Thoughts on politics and life from a liberal perspective

Monday, 14 January 2013

What's missing Ed is "Why"

Ed Miliband is beginning to make a habit of apologising for things that the previous Labour government did.

That is a good thing. Too many politicians stick to their guns even when events (and eventually history) prove them wrong. To recognise that his own party has made mistakes and to outline what they were marks him out as a mature leader.

He was at it again last week during a speech to the Fabians:

The Opposition leader said the previous Labour government had become distant from the public on issues such as immigration, and failed to rein in excess at the top of society.
Fleshing out his vision of One Nation Labour in a speech to the Fabian Society, he also highlighted new policies designed to help people priced out of buying homes.
It is Miliband's latest attempt to distance himself from elements of the last government's record considered toxic by many strategists.
New Labour was "too timid in enforcing rights and responsibilities, especially at the top, and it was too sanguine about the consequences of the rampant free markets".
He said: "By the time we left office too many of people of Britain didn't feel as if the Labour party was open to their influence, or listening to them," Miliband said.

I agree with Ed. Labour had become distant from the public on a whole raft of issues. They did fail to rein in excess at the top which given how equality is effectively Labour's rasion d'etre is somewhat bizarre.

But while I commend his willingness to be honest about his party's failings there is something missing from his analysis.


Why did Labour become distant from the public on so many issues? Why did they give free rein to the markets for so long and ignore all the calls from people both within politics (such as Vince Cable) and without? Why did they get so close to Rupert Murdoch and other newspaper proprietors? Why did they fail to crack down on rogue landlords? Etc. Etc. Etc.

I'm not saying this in order to kick Ed and Labour. I am genuinely asking. I want to understand why it happened.

Because unless we get a clear sense that there is an understanding of why Labour went so far off track on some of the key issues when they were in government then I am far from clear that it won't happen again.

Government is tough. Very tough. My party has found this out the hard way in the last two and a half years. Tony Blair used to describe how several times per day he was essentially asked whether he wanted to "slash his wrists" or "cut his throat".

I think the people that Ed Miliband is appealing to with his "One Nation" positioning will want to understand the reasons why what he is apologising for happened in the first place. When his party was found wanting in certain respects there must be causes. Structural? Personnel? Political? Probably a combination of all of these and more.

But we are not getting this. Instead we are hearing that we need to "move on" from New Labour. Yes, we do. But before we move on we need to be clear on what caused the problems. Otherwise there is a very high risk that we will move back if Labour end up in government again.

I get the sense that Ed really does not want this to happen. If so, his mea culpa needs a firmer basis.
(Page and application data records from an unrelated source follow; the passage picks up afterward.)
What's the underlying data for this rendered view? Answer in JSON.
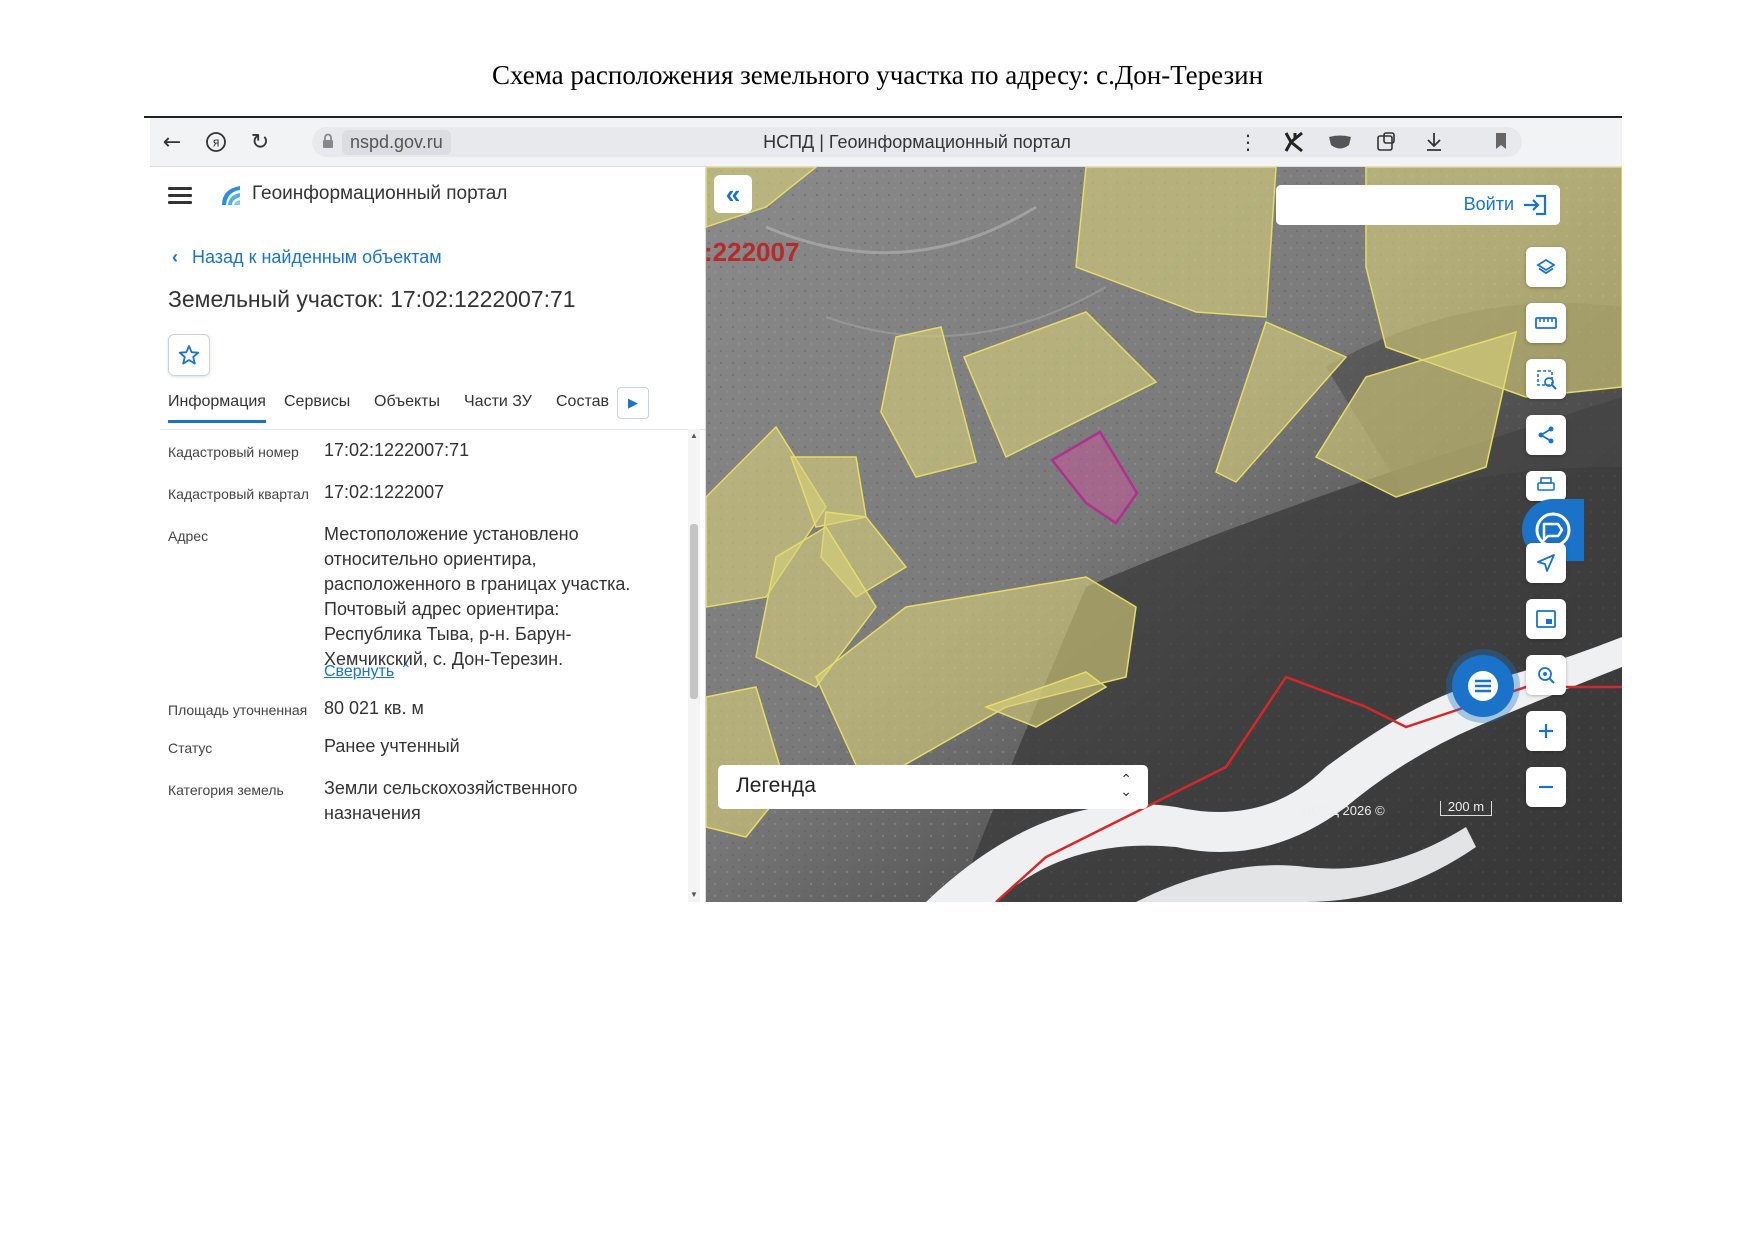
{
  "document": {
    "title": "Схема расположения земельного участка по адресу: с.Дон-Терезин"
  },
  "browser": {
    "url_host": "nspd.gov.ru",
    "page_title": "НСПД | Геоинформационный портал",
    "icons": [
      "back-arrow-icon",
      "yandex-icon",
      "reload-icon",
      "lock-icon",
      "bookmark-icon",
      "more-vert-icon",
      "extension-k-icon",
      "extension-mask-icon",
      "extensions-puzzle-icon",
      "download-icon"
    ]
  },
  "panel": {
    "portal_name": "Геоинформационный портал",
    "back_link": "Назад к найденным объектам",
    "object_title": "Земельный участок: 17:02:1222007:71",
    "tabs": [
      {
        "label": "Информация",
        "active": true
      },
      {
        "label": "Сервисы",
        "active": false
      },
      {
        "label": "Объекты",
        "active": false
      },
      {
        "label": "Части ЗУ",
        "active": false
      },
      {
        "label": "Состав",
        "active": false
      }
    ],
    "fields": {
      "cad_number_label": "Кадастровый номер",
      "cad_number_value": "17:02:1222007:71",
      "cad_block_label": "Кадастровый квартал",
      "cad_block_value": "17:02:1222007",
      "address_label": "Адрес",
      "address_value": "Местоположение установлено относительно ориентира, расположенного в границах участка. Почтовый адрес ориентира: Республика Тыва, р-н. Барун-Хемчикский, с. Дон-Терезин.",
      "collapse_link": "Свернуть",
      "area_label": "Площадь уточненная",
      "area_value": "80 021 кв. м",
      "status_label": "Статус",
      "status_value": "Ранее учтенный",
      "category_label": "Категория земель",
      "category_value": "Земли сельскохозяйственного назначения"
    }
  },
  "map": {
    "login_label": "Войти",
    "cadastral_label": ":222007",
    "legend_label": "Легенда",
    "copyright": "НСПД 2026 ©",
    "scale_label": "200 m",
    "colors": {
      "accent": "#1a73c9",
      "parcel_fill": "#d8d07a",
      "selected_parcel": "#b0308f",
      "boundary_line": "#d62828"
    },
    "tools": [
      "layers-icon",
      "ruler-icon",
      "area-select-icon",
      "share-icon",
      "print-icon",
      "assistant-icon",
      "navigate-icon",
      "minimap-icon",
      "geo-search-icon",
      "zoom-in-icon",
      "zoom-out-icon",
      "chat-icon"
    ]
  }
}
We need to know why.

1 comment:

asquith said...

Because, presumably as a consequence of taking the right-wing press to seriously, they actually thought the majority of this country are deeply unpleasant people who need to be placated by policies based on spite.

Their attacks on civil liberties, in particular, came from a belief that many Labour voters were just about to join the BNP unless they were reassured that pakis were being dealt with. And that's how, for instance, 42 days was packaged, as something that would only affect them (you know, THEM) and not people like us.

To be fair, I live in Stoke and there are some Labour voters who think like that, but not as many as is widely assumed. Thus, when they hit lows as in during the Crewe and Nantwich campaign, they were rebuffed. When the implications of their policies came to be known, people went off them. And when they decided that white people just didn't like brown people, that resulted in their attempt to refuse the Gurkhas the right to live in this country, which were rebuffed.

I suspect the Tories made the same mistake when they realised that whatever people may say they think about welfare, there comes a time when it's realised that attacks on "shirkers" have gone too far.

The excesses of New Labour came from fear of the media, of the image that attached itself to them in the 1980s (probably the main reason why trouble at banks was utterly ignored in the "boom" years, because they dreaded being viewwed as anti-business) and from a belief that in their heart of hearts, most people really are unpleasant bigots, which in fact they're not.

I won't be voting Labour but I was pleased to see Miliband support universal benefits. The last government drastically extended means testing in what seems to have been a deliberate attempt to make people dependent on the government and keep poor people poor, and the coalition have done a lot to reverse that (raising the income tax threshold, this new pension, which I applaud) but have also proposed further, and disastrous, means testing of child benefit.